• Material for this exercise:
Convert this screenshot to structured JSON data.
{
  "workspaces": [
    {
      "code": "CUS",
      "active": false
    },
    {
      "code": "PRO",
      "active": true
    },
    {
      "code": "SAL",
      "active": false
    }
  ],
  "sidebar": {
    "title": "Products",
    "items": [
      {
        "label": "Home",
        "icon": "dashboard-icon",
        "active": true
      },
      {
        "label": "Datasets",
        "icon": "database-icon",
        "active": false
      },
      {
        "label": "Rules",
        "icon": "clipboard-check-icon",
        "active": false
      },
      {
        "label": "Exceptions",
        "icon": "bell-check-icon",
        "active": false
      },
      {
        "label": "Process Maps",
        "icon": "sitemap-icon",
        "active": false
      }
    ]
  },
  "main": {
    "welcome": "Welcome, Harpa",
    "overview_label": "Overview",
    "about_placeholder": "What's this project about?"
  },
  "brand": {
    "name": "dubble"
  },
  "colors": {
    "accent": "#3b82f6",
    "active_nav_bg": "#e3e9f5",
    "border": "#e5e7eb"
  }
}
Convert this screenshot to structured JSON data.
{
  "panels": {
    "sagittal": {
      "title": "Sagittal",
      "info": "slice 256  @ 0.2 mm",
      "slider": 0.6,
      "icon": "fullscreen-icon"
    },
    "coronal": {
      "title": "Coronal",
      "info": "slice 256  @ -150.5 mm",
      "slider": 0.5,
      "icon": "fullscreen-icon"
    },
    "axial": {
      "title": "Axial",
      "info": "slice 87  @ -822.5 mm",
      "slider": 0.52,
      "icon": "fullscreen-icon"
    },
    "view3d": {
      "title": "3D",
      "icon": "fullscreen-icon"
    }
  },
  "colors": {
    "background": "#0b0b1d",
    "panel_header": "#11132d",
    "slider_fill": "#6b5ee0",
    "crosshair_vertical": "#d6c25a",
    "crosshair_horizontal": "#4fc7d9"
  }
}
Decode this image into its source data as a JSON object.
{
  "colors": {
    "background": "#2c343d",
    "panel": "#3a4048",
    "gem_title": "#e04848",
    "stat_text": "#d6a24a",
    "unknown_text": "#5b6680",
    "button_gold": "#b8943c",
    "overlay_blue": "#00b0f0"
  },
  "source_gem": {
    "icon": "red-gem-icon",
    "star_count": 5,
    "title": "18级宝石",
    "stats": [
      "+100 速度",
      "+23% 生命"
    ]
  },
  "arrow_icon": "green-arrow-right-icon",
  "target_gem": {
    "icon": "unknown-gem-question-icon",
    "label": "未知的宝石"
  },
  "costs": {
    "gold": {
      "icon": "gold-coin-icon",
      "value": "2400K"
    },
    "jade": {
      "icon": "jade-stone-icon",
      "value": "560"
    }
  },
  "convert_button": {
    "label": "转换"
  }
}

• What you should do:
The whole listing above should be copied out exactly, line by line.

• Worked solution:
Convert this screenshot to structured JSON data.
{
  "workspaces": [
    {
      "code": "CUS",
      "active": false
    },
    {
      "code": "PRO",
      "active": true
    },
    {
      "code": "SAL",
      "active": false
    }
  ],
  "sidebar": {
    "title": "Products",
    "items": [
      {
        "label": "Home",
        "icon": "dashboard-icon",
        "active": true
      },
      {
        "label": "Datasets",
        "icon": "database-icon",
        "active": false
      },
      {
        "label": "Rules",
        "icon": "clipboard-check-icon",
        "active": false
      },
      {
        "label": "Exceptions",
        "icon": "bell-check-icon",
        "active": false
      },
      {
        "label": "Process Maps",
        "icon": "sitemap-icon",
        "active": false
      }
    ]
  },
  "main": {
    "welcome": "Welcome, Harpa",
    "overview_label": "Overview",
    "about_placeholder": "What's this project about?"
  },
  "brand": {
    "name": "dubble"
  },
  "colors": {
    "accent": "#3b82f6",
    "active_nav_bg": "#e3e9f5",
    "border": "#e5e7eb"
  }
}
Convert this screenshot to structured JSON data.
{
  "panels": {
    "sagittal": {
      "title": "Sagittal",
      "info": "slice 256  @ 0.2 mm",
      "slider": 0.6,
      "icon": "fullscreen-icon"
    },
    "coronal": {
      "title": "Coronal",
      "info": "slice 256  @ -150.5 mm",
      "slider": 0.5,
      "icon": "fullscreen-icon"
    },
    "axial": {
      "title": "Axial",
      "info": "slice 87  @ -822.5 mm",
      "slider": 0.52,
      "icon": "fullscreen-icon"
    },
    "view3d": {
      "title": "3D",
      "icon": "fullscreen-icon"
    }
  },
  "colors": {
    "background": "#0b0b1d",
    "panel_header": "#11132d",
    "slider_fill": "#6b5ee0",
    "crosshair_vertical": "#d6c25a",
    "crosshair_horizontal": "#4fc7d9"
  }
}
Decode this image into its source data as a JSON object.
{
  "colors": {
    "background": "#2c343d",
    "panel": "#3a4048",
    "gem_title": "#e04848",
    "stat_text": "#d6a24a",
    "unknown_text": "#5b6680",
    "button_gold": "#b8943c",
    "overlay_blue": "#00b0f0"
  },
  "source_gem": {
    "icon": "red-gem-icon",
    "star_count": 5,
    "title": "18级宝石",
    "stats": [
      "+100 速度",
      "+23% 生命"
    ]
  },
  "arrow_icon": "green-arrow-right-icon",
  "target_gem": {
    "icon": "unknown-gem-question-icon",
    "label": "未知的宝石"
  },
  "costs": {
    "gold": {
      "icon": "gold-coin-icon",
      "value": "2400K"
    },
    "jade": {
      "icon": "jade-stone-icon",
      "value": "560"
    }
  },
  "convert_button": {
    "label": "转换"
  }
}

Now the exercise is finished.